Records provided:
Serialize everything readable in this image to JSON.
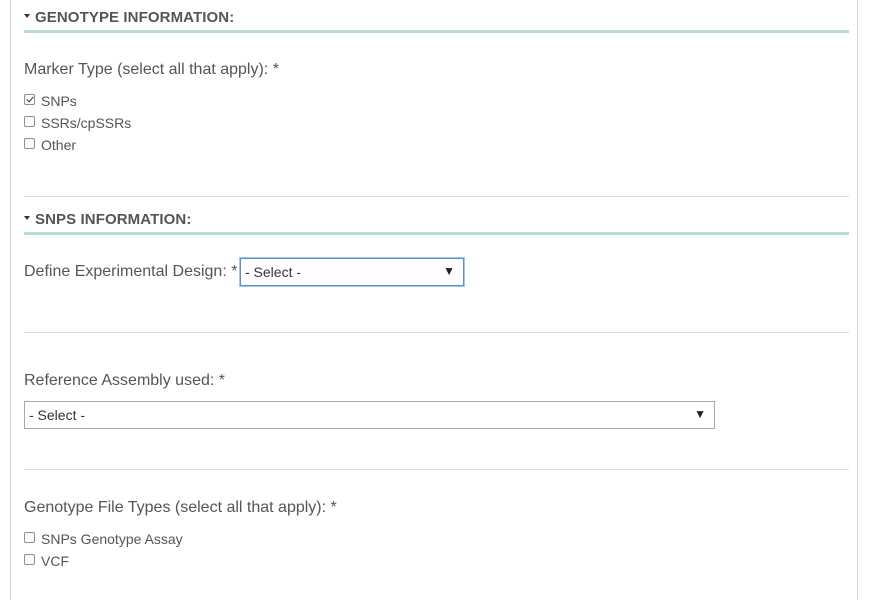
{
  "genotype_section": {
    "title": "GENOTYPE INFORMATION:",
    "marker_type_label": "Marker Type (select all that apply): *",
    "marker_options": [
      {
        "label": "SNPs",
        "checked": true
      },
      {
        "label": "SSRs/cpSSRs",
        "checked": false
      },
      {
        "label": "Other",
        "checked": false
      }
    ]
  },
  "snps_section": {
    "title": "SNPS INFORMATION:",
    "design_label": "Define Experimental Design: *",
    "design_select_value": "- Select -",
    "reference_label": "Reference Assembly used: *",
    "reference_select_value": "- Select -",
    "file_types_label": "Genotype File Types (select all that apply): *",
    "file_type_options": [
      {
        "label": "SNPs Genotype Assay",
        "checked": false
      },
      {
        "label": "VCF",
        "checked": false
      }
    ]
  },
  "icons": {
    "collapse": "caret-down-icon",
    "dropdown": "dropdown-arrow-icon",
    "dropdown_glyph": "▼"
  }
}
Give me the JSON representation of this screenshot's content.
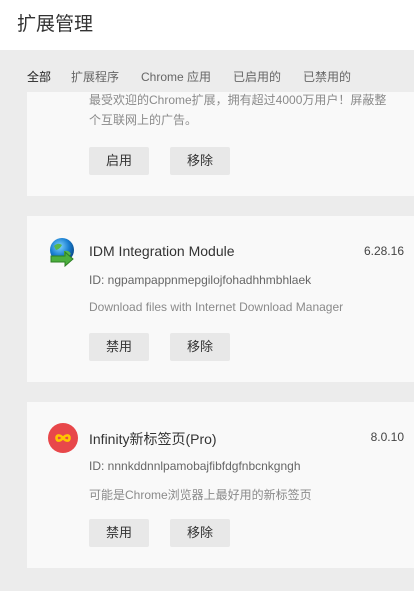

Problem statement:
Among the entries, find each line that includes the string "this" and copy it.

Answer box:
Serialize everything readable in this image to JSON.
Give me the JSON representation of this screenshot's content.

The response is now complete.